Andy Murray says his tweet backing the Scottish independence yes campaign was “out of character” – but this is not the first time that Murray has left fans confused about where his allegiances lie.
The 27-year-old Scot told his followers: “Huge day for Scotland today! no campaign negativity last few days totally swayed my view on it. excited to see the outcome. lets do this!”
Independence was ultimately rejected by a margin of 55 per cent to 45 per cent.
Huge day for Scotland today! no campaign negativity last few days totally swayed my view on it. excited to see the outcome. lets do this!
— Andy Murray (@andy_murray) September 18, 2014
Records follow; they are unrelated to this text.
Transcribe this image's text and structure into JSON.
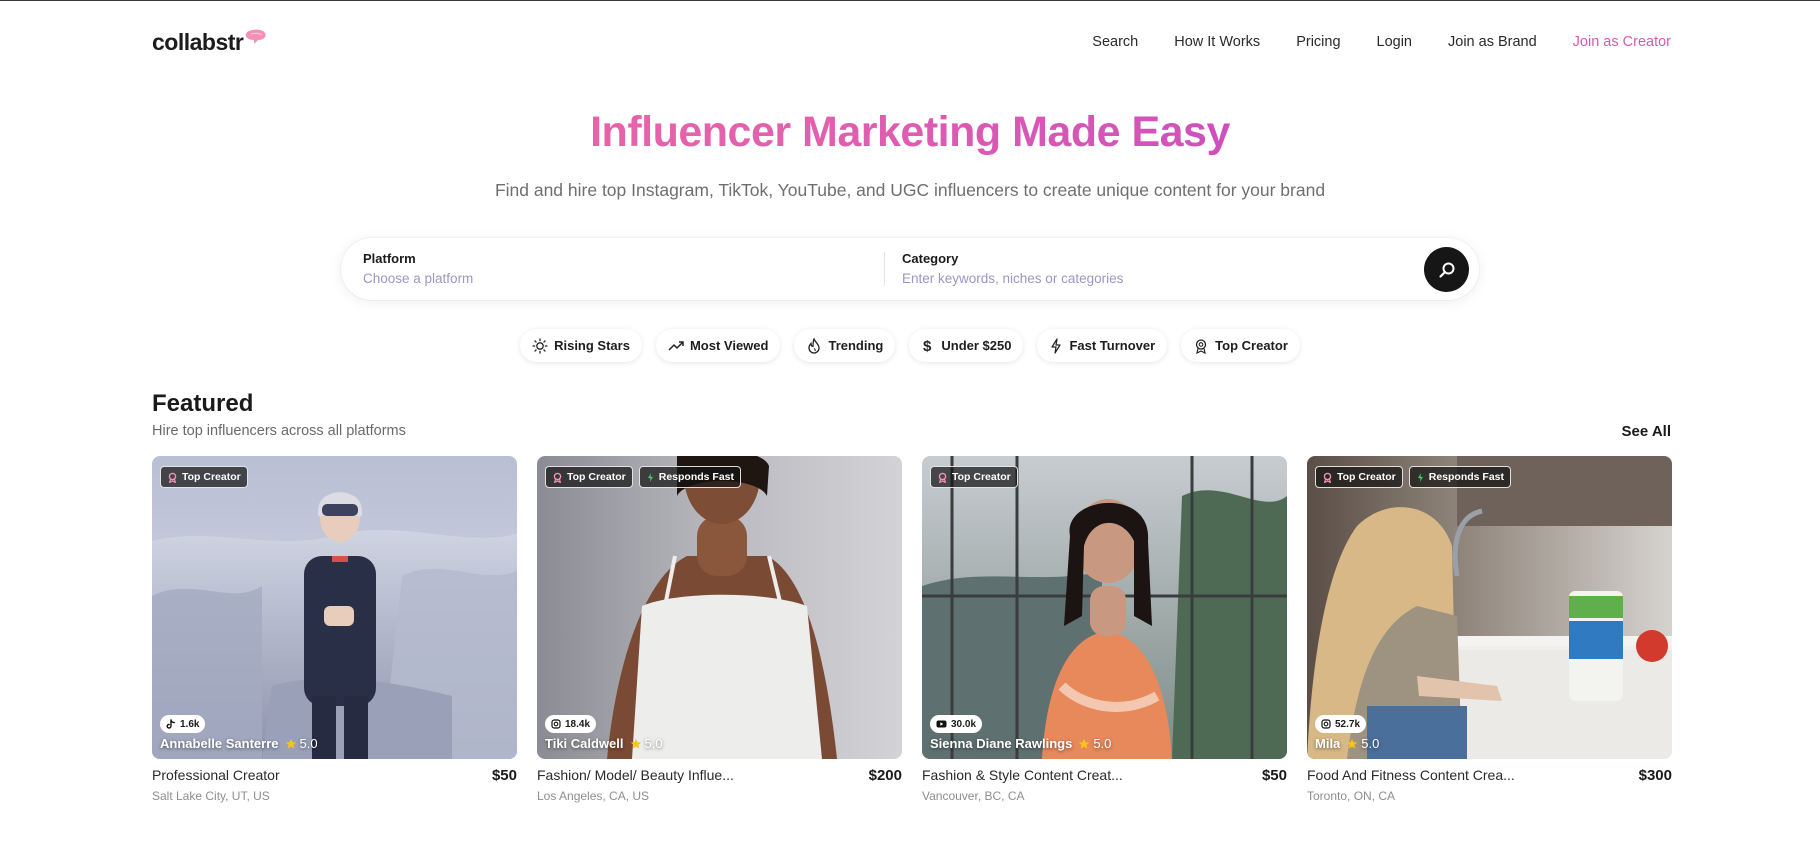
{
  "brand": {
    "name": "collabstr"
  },
  "nav": {
    "search": "Search",
    "how_it_works": "How It Works",
    "pricing": "Pricing",
    "login": "Login",
    "join_brand": "Join as Brand",
    "join_creator": "Join as Creator"
  },
  "hero": {
    "title": "Influencer Marketing Made Easy",
    "subtitle": "Find and hire top Instagram, TikTok, YouTube, and UGC influencers to create unique content for your brand"
  },
  "search": {
    "platform_label": "Platform",
    "platform_placeholder": "Choose a platform",
    "category_label": "Category",
    "category_placeholder": "Enter keywords, niches or categories"
  },
  "chips": [
    "Rising Stars",
    "Most Viewed",
    "Trending",
    "Under $250",
    "Fast Turnover",
    "Top Creator"
  ],
  "featured": {
    "title": "Featured",
    "subtitle": "Hire top influencers across all platforms",
    "see_all": "See All",
    "cards": [
      {
        "name": "Annabelle Santerre",
        "rating": "5.0",
        "platform_icon": "tiktok-icon",
        "followers": "1.6k",
        "badges": [
          "Top Creator"
        ],
        "title": "Professional Creator",
        "price": "$50",
        "location": "Salt Lake City, UT, US"
      },
      {
        "name": "Tiki Caldwell",
        "rating": "5.0",
        "platform_icon": "instagram-icon",
        "followers": "18.4k",
        "badges": [
          "Top Creator",
          "Responds Fast"
        ],
        "title": "Fashion/ Model/ Beauty Influe...",
        "price": "$200",
        "location": "Los Angeles, CA, US"
      },
      {
        "name": "Sienna Diane Rawlings",
        "rating": "5.0",
        "platform_icon": "youtube-icon",
        "followers": "30.0k",
        "badges": [
          "Top Creator"
        ],
        "title": "Fashion & Style Content Creat...",
        "price": "$50",
        "location": "Vancouver, BC, CA"
      },
      {
        "name": "Mila",
        "rating": "5.0",
        "platform_icon": "instagram-icon",
        "followers": "52.7k",
        "badges": [
          "Top Creator",
          "Responds Fast"
        ],
        "title": "Food And Fitness Content Crea...",
        "price": "$300",
        "location": "Toronto, ON, CA"
      }
    ]
  },
  "colors": {
    "accent_pink": "#f56d9b",
    "accent_purple": "#b23ad0",
    "creator_link": "#d65bb0",
    "bolt_green": "#3ccf6e",
    "star": "#f5c518"
  }
}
Asked if he had any regrets about sending the tweet, Murray said: “I don’t regret giving an opinion. I think everyone should be allowed that. The way I did it, yeah, it wasn’t something I would do again.
“I think it was a very emotional day for a lot of Scottish people and the whole country and the whole of the UK, it was a big day. The way it was worded, the way I sent it, that’s not really in my character and I don’t normally do stuff like that.”
Channel 4 News looks back at how Murry has battled between being Scottish and British:
Aged just 19 Murray announced himself to the tennis world by defeating the great Roger Federer at the Cincinnati Masters. He broke the Swiss maestro’s 55-match hard-court winning streak at Cincinnati, one of only five losses for Federer’s entire year.
Murray’s youthful form lacked pace, but there were hopes that he could eventually emulate Fred Perry – the last Brit to win Wimbledon in 1936.
Murray hit the headlines for the wrong reasons several months later when he joked that he would support “anyone but England” at the 2006 football World Cup.
He later retracted his comment saying: “I am Scottish. I am also British. I am not anti-English, I never was… what happened was a little joke that went wrong.”
In 2008 Murray beats Rafael Nadal at the 2008 US Open semifinals but loses to Federer in straight sets. A year later he become world number two, the highest position ever held by a British player. He also became the first British winner in 71 years at Queen’s, the Wimbledon warm-up tournament.
At Wimbledon itself, he reached the semifinals for the first time, a feat he repeated in 2010 and 2011.
In March 2012, Murray endeared himself to the British public when broke into tears after losing the Wimbledon final to Roger Federer. A few months later – at London 2012 – Murray won the silver medal in the mixed doubles with Laura Robson.
He also won the gold medal in the singles, becoming the first Briton to win the Olympic singles gold medal in tennis since Josiah Ritchie in 1908. He celebrated by being photographed draped in a union jack.
In the summer of 2013 Murray overcame Novak Djokovic in a straight sets match that lasted over three hours, to become the first British winner of the men’s singles title since Perry in 1936, the first Scot of either sex to win a Wimbledon singles title since Harold Mahoney in 1896.
In 2014 Murray criticised Alex Salmond’s decision to photo-bomb David Cameron with a Scottish flag after he won Wimbledon the year before.
Stressing he always plays as a Briton, he tennis ace said he “didn’t like it” when the first minister unfurled the flag in the royal box, moments after his dramatic win over Djokovic.
Mr Salmond was widely criticised at the time for trying to hijack the sporting triumph to push his case for Scottish independence.
Last month Murray told the Guardian that he did not think it looked likely the result would be a yes, but he added that his preference would be to represent Scotland if the country became independent.
He added that he did not like making his views on politics known as previous comments had “caused me a headache… and a lot of abuse”.
He said: “I’ve been following the independence debate very closely. If it happened where Scotland became independent, then I imagine I would be playing for them in Rio. But, I haven’t thought about it too much because I don’t think it looks likely that it’s going to happen.
“If it did happen, then it would be pretty much the first time in my life I would be representing Scotland. Ever since I started travelling to tournaments when I was 11 years old I always played under Great Britain. Every time I went overseas or to a team event we were always under Great Britain. That’s normal to me.”